During hot, sleepy days, the men in the village play cards on the front porch of the community centre, their backs to the painted “Girl Boy Board”, where community health workers have tallied the sex of newborns, monitoring done as part of Prime Minister Narendra Modi’s “Save Girl Child, Educate Girl Child” programme, which carries out public awareness campaigns on the importance of caring for and educating girls.
Modi launched the programme after India’s ratio of boys to girls (newborns to age six) widened significantly between the census of 2001 and that of 2011.
Those who admit to “eve-teasing” say it is harmless. Sometimes the girls flirt back or encourage it, they say.
College student Shakti Singh, 20, says he would like a girlfriend but has no clue how to get one. With little help from their conservative parents but with easy access to the internet, he and his friends model their behaviour on the men in Bollywood romance movies. The genre – often with a hero who breaks down a woman’s reluctance – has been criticised for glorifying stalking and rape.
“There is a lot of effect from movies,” Singh says. “Even though the girl says no, he continues chasing her, and she still says no. But in the end, he gets the girl.”
Now multiply that impression by the several million unattached young men watching these movies nationwide. The state recently launched a programme to curtail these misguided “Romeos”, with special police squads to patrol shopping malls, college campuses and bus stands where chronic harassers gather.
“I won’t tease in the village. I will get beaten up. But outside I do,” boasts Lal Singh, a field worker, 31.
In Gothra village, the girls’ sit-in finally notched a small victory. After eight days, school officials – worn down by seeing the wilting girls on cable news as the protest garnered attention – announced that their demands would be met. They would open 11th and 12th grades in the existing village school so the girls would not have to walk.
It was a victory that did little to discipline the harassing young men, and one that will liberate the girls by keeping them closer to home, but a victory, nonetheless.

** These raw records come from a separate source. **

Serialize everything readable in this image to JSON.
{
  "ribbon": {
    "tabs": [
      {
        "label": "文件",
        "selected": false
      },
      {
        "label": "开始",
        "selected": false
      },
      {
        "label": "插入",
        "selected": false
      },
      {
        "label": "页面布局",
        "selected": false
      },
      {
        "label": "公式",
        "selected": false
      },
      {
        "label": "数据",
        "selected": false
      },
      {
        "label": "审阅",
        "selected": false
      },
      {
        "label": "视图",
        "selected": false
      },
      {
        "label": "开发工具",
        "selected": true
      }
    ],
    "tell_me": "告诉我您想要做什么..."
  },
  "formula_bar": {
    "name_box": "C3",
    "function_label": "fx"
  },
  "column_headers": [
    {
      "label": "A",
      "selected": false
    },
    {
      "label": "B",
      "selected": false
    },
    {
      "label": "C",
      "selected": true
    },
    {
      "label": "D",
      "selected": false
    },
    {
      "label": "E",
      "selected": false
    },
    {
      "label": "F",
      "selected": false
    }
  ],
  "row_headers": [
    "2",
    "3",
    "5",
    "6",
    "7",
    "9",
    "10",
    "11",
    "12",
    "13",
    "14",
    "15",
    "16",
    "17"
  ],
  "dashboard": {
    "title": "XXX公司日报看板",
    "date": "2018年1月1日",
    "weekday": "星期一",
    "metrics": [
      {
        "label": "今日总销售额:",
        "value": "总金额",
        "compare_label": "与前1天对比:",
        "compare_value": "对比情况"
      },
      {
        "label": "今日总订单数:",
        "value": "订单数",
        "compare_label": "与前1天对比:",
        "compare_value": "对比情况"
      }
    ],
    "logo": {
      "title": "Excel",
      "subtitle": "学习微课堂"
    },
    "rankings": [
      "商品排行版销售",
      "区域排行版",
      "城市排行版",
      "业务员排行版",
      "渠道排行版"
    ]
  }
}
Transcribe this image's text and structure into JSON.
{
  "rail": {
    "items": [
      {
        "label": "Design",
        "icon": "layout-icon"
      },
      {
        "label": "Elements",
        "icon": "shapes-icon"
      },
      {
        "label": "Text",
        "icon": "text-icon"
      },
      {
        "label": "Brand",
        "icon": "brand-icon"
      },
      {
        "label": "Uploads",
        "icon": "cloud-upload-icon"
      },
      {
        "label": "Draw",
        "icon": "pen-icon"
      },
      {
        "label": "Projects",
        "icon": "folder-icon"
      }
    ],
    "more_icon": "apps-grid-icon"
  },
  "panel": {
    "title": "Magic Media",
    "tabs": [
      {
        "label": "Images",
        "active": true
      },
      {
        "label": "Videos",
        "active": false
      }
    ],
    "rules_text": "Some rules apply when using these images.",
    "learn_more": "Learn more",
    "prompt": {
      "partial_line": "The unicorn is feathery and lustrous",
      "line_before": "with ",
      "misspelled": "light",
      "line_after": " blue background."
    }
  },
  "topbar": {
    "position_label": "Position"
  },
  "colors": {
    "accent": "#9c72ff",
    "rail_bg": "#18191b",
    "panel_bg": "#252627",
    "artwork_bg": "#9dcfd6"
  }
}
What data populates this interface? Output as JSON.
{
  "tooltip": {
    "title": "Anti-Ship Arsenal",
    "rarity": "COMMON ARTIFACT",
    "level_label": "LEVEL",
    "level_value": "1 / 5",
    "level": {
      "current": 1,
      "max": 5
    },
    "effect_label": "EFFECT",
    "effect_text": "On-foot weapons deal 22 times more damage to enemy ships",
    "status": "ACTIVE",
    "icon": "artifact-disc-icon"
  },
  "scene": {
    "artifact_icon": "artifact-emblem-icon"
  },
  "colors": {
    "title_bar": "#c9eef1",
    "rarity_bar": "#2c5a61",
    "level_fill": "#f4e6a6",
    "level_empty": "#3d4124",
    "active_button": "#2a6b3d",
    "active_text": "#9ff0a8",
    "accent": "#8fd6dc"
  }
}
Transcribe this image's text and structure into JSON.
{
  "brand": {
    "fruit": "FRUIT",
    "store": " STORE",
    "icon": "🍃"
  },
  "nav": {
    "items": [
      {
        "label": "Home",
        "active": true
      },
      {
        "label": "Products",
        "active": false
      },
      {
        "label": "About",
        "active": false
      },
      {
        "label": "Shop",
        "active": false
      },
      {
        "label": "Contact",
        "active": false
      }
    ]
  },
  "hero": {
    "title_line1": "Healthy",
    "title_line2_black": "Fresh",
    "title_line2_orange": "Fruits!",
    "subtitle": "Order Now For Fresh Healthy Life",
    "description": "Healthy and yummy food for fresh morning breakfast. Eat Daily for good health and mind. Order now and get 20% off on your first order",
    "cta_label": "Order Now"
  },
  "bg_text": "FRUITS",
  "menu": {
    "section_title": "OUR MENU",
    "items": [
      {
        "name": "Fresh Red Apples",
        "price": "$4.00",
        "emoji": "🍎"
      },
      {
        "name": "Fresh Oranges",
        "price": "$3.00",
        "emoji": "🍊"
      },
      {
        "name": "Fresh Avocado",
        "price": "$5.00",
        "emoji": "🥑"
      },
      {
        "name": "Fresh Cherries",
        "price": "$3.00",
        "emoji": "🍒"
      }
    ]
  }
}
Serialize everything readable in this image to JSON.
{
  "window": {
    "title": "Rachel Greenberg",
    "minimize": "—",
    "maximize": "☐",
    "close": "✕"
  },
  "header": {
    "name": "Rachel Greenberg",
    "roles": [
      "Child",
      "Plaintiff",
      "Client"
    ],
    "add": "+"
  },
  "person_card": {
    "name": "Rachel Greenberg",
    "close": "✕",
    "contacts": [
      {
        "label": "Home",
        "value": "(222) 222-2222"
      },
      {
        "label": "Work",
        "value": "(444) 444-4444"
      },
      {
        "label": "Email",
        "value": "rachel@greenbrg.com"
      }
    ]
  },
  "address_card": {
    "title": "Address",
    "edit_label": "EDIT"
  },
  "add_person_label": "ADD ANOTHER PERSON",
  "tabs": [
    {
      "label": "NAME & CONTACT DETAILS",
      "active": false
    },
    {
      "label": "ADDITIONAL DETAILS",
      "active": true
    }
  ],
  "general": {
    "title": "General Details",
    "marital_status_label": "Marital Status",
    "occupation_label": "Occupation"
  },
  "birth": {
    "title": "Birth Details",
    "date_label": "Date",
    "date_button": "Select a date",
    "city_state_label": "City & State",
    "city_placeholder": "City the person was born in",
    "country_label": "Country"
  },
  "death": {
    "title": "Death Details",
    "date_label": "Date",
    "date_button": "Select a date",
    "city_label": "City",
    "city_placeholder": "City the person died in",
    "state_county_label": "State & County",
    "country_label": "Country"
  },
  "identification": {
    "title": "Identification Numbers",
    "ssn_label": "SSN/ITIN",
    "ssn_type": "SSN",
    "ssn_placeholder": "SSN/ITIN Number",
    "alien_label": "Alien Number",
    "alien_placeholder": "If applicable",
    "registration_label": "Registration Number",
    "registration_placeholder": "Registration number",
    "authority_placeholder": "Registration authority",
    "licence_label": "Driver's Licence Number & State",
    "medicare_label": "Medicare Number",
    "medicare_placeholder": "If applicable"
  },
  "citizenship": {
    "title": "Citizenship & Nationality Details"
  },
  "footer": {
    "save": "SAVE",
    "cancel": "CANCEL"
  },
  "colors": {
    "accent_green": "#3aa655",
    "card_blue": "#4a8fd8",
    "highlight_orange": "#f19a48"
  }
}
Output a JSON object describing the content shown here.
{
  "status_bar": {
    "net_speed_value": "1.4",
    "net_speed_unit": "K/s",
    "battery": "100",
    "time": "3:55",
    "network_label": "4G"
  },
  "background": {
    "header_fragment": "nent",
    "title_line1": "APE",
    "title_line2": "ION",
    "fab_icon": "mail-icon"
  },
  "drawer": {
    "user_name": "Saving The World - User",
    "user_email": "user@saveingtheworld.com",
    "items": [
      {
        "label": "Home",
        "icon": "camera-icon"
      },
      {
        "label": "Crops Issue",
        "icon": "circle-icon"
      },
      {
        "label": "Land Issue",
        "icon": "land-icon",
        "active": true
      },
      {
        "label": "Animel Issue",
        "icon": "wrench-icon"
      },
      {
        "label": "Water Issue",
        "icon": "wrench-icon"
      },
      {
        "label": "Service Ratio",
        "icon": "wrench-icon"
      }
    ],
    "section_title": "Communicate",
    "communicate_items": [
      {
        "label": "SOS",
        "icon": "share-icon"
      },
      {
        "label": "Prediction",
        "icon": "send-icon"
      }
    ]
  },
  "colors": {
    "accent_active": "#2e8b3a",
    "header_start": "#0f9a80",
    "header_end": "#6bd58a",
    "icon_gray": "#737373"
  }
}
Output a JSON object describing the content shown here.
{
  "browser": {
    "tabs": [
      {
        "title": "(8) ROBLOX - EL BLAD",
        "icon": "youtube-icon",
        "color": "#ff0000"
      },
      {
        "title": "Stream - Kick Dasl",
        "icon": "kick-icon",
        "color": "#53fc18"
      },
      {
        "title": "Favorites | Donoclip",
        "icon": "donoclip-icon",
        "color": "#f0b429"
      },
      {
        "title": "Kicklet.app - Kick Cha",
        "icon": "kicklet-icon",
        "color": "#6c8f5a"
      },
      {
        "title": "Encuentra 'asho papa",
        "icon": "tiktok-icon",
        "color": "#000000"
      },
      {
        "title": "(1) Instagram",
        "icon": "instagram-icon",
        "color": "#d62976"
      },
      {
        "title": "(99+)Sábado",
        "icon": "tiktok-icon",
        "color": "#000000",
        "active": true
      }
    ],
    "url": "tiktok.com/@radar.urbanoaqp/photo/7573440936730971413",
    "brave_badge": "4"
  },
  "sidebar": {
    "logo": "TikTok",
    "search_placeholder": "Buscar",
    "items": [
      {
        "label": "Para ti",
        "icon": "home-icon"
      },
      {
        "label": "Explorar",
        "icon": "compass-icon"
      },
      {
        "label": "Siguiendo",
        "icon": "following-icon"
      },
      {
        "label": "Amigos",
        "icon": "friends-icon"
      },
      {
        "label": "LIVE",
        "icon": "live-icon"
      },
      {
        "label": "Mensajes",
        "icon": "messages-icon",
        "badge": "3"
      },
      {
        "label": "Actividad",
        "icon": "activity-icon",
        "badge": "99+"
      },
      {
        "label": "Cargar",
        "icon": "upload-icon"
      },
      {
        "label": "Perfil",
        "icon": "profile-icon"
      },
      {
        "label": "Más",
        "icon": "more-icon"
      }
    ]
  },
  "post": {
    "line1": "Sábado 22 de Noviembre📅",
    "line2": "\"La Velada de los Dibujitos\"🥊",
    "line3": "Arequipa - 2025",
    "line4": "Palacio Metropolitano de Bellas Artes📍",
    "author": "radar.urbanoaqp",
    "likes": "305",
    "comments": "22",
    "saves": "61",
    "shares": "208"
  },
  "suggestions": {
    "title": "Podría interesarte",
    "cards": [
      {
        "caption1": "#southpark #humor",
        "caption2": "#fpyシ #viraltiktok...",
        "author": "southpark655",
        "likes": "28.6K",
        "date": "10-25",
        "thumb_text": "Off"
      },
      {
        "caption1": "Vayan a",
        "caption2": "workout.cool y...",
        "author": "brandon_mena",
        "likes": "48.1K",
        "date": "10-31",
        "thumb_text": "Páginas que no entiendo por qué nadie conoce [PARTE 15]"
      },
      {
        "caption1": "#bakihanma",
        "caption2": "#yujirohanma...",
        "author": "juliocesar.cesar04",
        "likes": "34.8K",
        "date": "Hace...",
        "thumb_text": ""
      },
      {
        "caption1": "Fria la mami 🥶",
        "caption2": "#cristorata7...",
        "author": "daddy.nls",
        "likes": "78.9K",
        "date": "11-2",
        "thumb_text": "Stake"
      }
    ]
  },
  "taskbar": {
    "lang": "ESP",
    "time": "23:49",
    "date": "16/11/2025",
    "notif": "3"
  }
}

Suresh Chauhan, the local sarpanch, or mayor, who sat in the heat with the girls throughout the protest, says that education is the key to undoing what decades of patriarchy in India have wrought. “The change is in the younger generation. People look at each other and change themselves,” he says. There is some shift due to wider worlds glimpsed on television and smartphones, he adds, but he insists that “education is the highest reason for change”.
A few days later, the 11-graders, flush with victory, line up to await the start of classes at their school – a horseshoe-shaped ring of spare concrete rooms, some without desks.
“Until we were at the hunger strike, we did not realise how progressive our village had become. How supportive they were. How they think now! Now, we are not restricted at all,” Sujata Chauhan says. “People have come to realise that we have equal rights and they are willing to give them to us.”
The Washington Post